#### ACTION ITEM
The answer must be every line below that contains the string "label".
[[ DATA SUPPLIED open ]]
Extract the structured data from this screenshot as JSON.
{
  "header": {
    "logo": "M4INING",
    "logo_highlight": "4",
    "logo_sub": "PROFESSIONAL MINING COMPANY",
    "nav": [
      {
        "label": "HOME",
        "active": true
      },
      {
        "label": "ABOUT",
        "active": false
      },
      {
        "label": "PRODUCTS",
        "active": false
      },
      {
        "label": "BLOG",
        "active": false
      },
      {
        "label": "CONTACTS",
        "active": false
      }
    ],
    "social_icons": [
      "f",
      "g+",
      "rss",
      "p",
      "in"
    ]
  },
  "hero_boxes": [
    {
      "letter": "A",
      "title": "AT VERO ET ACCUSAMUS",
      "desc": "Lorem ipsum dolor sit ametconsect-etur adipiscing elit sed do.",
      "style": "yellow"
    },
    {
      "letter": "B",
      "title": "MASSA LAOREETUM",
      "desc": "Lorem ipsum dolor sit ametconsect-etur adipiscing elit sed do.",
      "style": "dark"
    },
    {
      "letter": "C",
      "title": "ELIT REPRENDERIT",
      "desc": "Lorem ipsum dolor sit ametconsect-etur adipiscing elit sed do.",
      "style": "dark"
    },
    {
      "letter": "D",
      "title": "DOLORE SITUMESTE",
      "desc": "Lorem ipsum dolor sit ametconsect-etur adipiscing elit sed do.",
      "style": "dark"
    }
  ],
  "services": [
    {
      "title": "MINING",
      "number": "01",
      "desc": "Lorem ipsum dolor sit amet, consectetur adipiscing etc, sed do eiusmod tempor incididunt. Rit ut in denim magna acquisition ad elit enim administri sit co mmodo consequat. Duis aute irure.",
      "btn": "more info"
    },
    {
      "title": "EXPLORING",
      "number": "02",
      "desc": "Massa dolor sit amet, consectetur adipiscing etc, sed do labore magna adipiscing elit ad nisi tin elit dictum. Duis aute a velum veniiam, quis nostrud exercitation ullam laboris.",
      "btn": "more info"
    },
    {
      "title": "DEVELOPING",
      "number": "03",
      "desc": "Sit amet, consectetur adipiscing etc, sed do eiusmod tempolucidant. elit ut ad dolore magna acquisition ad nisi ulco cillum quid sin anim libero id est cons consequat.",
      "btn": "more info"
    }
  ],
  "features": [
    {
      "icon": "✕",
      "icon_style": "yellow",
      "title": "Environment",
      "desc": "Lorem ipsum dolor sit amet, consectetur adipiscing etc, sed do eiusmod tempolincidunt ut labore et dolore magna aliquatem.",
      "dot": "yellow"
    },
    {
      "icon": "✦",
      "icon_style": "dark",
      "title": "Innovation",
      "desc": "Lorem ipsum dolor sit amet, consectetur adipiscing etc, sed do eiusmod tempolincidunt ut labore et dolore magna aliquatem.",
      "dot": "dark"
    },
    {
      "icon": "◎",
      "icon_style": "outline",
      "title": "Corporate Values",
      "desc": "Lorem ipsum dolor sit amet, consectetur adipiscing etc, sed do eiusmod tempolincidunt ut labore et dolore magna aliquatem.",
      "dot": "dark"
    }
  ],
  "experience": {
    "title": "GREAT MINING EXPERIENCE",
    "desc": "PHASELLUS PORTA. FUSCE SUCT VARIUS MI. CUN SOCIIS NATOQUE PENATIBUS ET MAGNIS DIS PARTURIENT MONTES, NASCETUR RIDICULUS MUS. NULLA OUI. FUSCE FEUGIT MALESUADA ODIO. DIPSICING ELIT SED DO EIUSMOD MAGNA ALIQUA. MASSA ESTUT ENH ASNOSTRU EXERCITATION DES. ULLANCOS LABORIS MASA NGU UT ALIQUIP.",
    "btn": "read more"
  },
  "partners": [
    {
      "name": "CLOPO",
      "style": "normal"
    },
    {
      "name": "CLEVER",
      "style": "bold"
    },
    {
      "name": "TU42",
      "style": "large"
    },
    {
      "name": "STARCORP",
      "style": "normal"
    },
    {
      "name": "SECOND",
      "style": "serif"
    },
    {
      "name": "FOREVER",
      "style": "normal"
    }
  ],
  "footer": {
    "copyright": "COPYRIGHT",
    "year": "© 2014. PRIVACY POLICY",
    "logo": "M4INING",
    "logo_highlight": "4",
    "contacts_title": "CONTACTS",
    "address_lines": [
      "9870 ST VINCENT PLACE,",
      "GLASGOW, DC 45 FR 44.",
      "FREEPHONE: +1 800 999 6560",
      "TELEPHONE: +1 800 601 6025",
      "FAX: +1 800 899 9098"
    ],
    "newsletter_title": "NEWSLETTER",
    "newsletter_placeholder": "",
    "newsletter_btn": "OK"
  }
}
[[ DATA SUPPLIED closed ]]
#### YOUR RESPONSE
        "label": "HOME",
        "label": "ABOUT",
        "label": "PRODUCTS",
        "label": "BLOG",
        "label": "CONTACTS",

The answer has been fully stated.